Leadership, ideology and the community living movement
This is a study of the international community living movement to enable people with disabilities to either leave custodial institutions or be supported to live improved lives in the community. It is examined from the vantage point of the closure of a local mental retardation institution in western Massachusetts. This local example was seen as being a microcosm of a larger social movement and was deeply influenced in its broad outline by the ideology of normalization (now increasingly referred to as social role valorization theory). The study examined the identity and role of fourteen local service delivery leaders who both helped propel the aims of improved community living and eventually close the institution by the early 1990's. The study revealed the important role of ideology as a mobilizer of change, the influence of other contemporary social movements in providing a broad framework for change, the commitment of governments to the expansion and adequacy of public services in the 1970's and 1980's, the shift in professional opinion towards a preference for community living, the induction into the system of dissident young people in large numbers, the family and related advocacy movements and the key role of pivotal professional leaders in service and government roles.

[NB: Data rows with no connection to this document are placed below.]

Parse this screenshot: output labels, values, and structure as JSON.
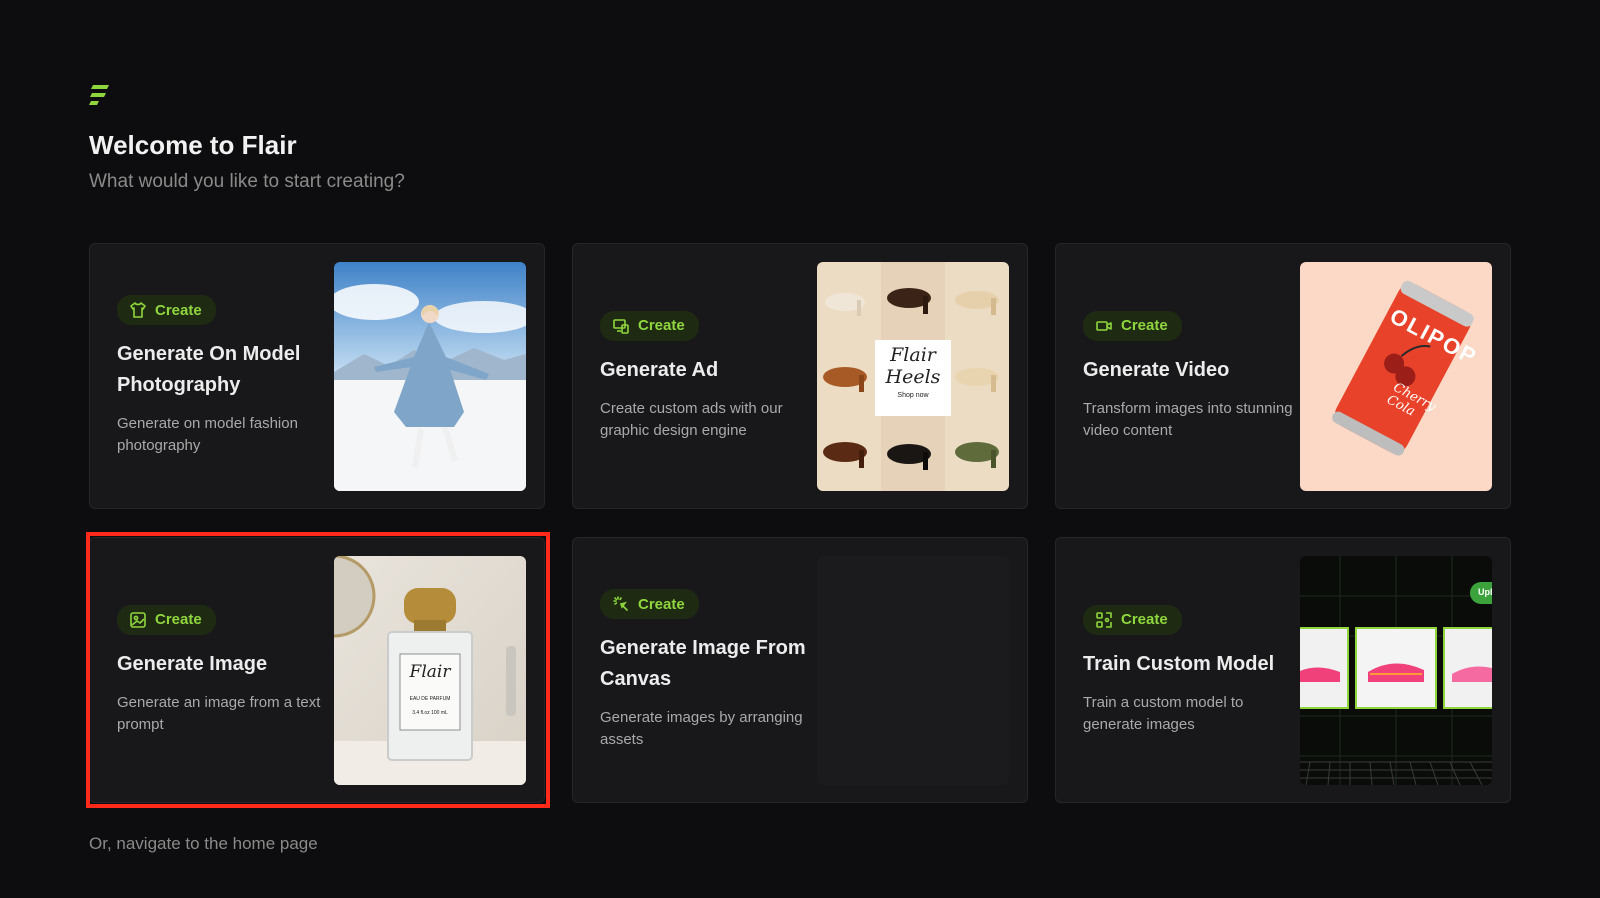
{
  "header": {
    "logo_icon": "flair-logo-icon",
    "title": "Welcome to Flair",
    "subtitle": "What would you like to start creating?"
  },
  "colors": {
    "background": "#0d0d0f",
    "card": "#18181b",
    "accent": "#8fd63e",
    "badge_bg": "#1f2a12",
    "highlight": "#ff2a1a"
  },
  "cards": [
    {
      "badge": "Create",
      "icon": "shirt-icon",
      "title": "Generate On Model Photography",
      "description": "Generate on model fashion photography"
    },
    {
      "badge": "Create",
      "icon": "ad-screens-icon",
      "title": "Generate Ad",
      "description": "Create custom ads with our graphic design engine",
      "thumb_text": {
        "brand_line1": "Flair",
        "brand_line2": "Heels",
        "cta": "Shop now"
      }
    },
    {
      "badge": "Create",
      "icon": "video-camera-icon",
      "title": "Generate Video",
      "description": "Transform images into stunning video content",
      "thumb_text": {
        "brand": "OLIPOP",
        "flavor_line1": "Cherry",
        "flavor_line2": "Cola"
      }
    },
    {
      "badge": "Create",
      "icon": "image-icon",
      "title": "Generate Image",
      "description": "Generate an image from a text prompt",
      "thumb_text": {
        "brand": "Flair",
        "label": "EAU DE PARFUM",
        "size": "3.4 fl.oz 100 mL"
      }
    },
    {
      "badge": "Create",
      "icon": "sparkle-click-icon",
      "title": "Generate Image From Canvas",
      "description": "Generate images by arranging assets"
    },
    {
      "badge": "Create",
      "icon": "train-model-icon",
      "title": "Train Custom Model",
      "description": "Train a custom model to generate images",
      "thumb_text": {
        "tag": "Upl"
      }
    }
  ],
  "footer": {
    "link": "Or, navigate to the home page"
  }
}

The study revealed the fragility of being able to sustain this movement into the future notwithstanding the remarkable success in closing institutions for several decades at an increasing rate.